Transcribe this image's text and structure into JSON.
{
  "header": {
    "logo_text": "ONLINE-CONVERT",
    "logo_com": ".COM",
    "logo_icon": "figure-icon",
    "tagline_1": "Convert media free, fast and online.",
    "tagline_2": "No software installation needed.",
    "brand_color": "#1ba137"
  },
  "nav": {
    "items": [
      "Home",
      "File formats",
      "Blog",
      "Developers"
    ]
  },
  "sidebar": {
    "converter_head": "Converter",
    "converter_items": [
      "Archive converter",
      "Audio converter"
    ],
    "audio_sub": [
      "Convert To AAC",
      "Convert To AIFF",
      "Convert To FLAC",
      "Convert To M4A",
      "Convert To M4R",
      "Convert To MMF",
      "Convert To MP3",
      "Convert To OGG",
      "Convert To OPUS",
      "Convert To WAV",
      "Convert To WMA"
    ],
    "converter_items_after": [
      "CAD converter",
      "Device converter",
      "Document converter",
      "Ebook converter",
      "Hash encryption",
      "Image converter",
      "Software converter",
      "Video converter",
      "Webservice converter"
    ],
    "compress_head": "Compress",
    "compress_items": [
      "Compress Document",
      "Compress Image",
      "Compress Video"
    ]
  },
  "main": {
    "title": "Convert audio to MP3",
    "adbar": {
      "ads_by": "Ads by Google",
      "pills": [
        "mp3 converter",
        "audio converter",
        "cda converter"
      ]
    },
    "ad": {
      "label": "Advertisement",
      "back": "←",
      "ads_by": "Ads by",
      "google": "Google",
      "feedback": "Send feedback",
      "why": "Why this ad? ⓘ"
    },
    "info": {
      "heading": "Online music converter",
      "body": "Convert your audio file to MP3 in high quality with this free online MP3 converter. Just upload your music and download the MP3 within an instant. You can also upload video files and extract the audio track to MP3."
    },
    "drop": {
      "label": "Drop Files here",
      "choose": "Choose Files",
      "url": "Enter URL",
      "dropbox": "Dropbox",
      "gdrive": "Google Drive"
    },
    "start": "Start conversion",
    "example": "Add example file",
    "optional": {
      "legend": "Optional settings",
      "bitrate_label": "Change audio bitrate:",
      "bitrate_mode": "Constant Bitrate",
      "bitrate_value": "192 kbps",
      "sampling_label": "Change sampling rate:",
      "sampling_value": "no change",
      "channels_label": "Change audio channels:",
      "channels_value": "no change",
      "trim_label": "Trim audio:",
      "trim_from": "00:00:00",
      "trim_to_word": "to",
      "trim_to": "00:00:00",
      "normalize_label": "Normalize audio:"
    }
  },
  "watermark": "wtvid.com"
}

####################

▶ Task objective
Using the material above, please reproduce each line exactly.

▶ Answer to the exercise
Transcribe this image's text and structure into JSON.
{
  "header": {
    "logo_text": "ONLINE-CONVERT",
    "logo_com": ".COM",
    "logo_icon": "figure-icon",
    "tagline_1": "Convert media free, fast and online.",
    "tagline_2": "No software installation needed.",
    "brand_color": "#1ba137"
  },
  "nav": {
    "items": [
      "Home",
      "File formats",
      "Blog",
      "Developers"
    ]
  },
  "sidebar": {
    "converter_head": "Converter",
    "converter_items": [
      "Archive converter",
      "Audio converter"
    ],
    "audio_sub": [
      "Convert To AAC",
      "Convert To AIFF",
      "Convert To FLAC",
      "Convert To M4A",
      "Convert To M4R",
      "Convert To MMF",
      "Convert To MP3",
      "Convert To OGG",
      "Convert To OPUS",
      "Convert To WAV",
      "Convert To WMA"
    ],
    "converter_items_after": [
      "CAD converter",
      "Device converter",
      "Document converter",
      "Ebook converter",
      "Hash encryption",
      "Image converter",
      "Software converter",
      "Video converter",
      "Webservice converter"
    ],
    "compress_head": "Compress",
    "compress_items": [
      "Compress Document",
      "Compress Image",
      "Compress Video"
    ]
  },
  "main": {
    "title": "Convert audio to MP3",
    "adbar": {
      "ads_by": "Ads by Google",
      "pills": [
        "mp3 converter",
        "audio converter",
        "cda converter"
      ]
    },
    "ad": {
      "label": "Advertisement",
      "back": "←",
      "ads_by": "Ads by",
      "google": "Google",
      "feedback": "Send feedback",
      "why": "Why this ad? ⓘ"
    },
    "info": {
      "heading": "Online music converter",
      "body": "Convert your audio file to MP3 in high quality with this free online MP3 converter. Just upload your music and download the MP3 within an instant. You can also upload video files and extract the audio track to MP3."
    },
    "drop": {
      "label": "Drop Files here",
      "choose": "Choose Files",
      "url": "Enter URL",
      "dropbox": "Dropbox",
      "gdrive": "Google Drive"
    },
    "start": "Start conversion",
    "example": "Add example file",
    "optional": {
      "legend": "Optional settings",
      "bitrate_label": "Change audio bitrate:",
      "bitrate_mode": "Constant Bitrate",
      "bitrate_value": "192 kbps",
      "sampling_label": "Change sampling rate:",
      "sampling_value": "no change",
      "channels_label": "Change audio channels:",
      "channels_value": "no change",
      "trim_label": "Trim audio:",
      "trim_from": "00:00:00",
      "trim_to_word": "to",
      "trim_to": "00:00:00",
      "normalize_label": "Normalize audio:"
    }
  },
  "watermark": "wtvid.com"
}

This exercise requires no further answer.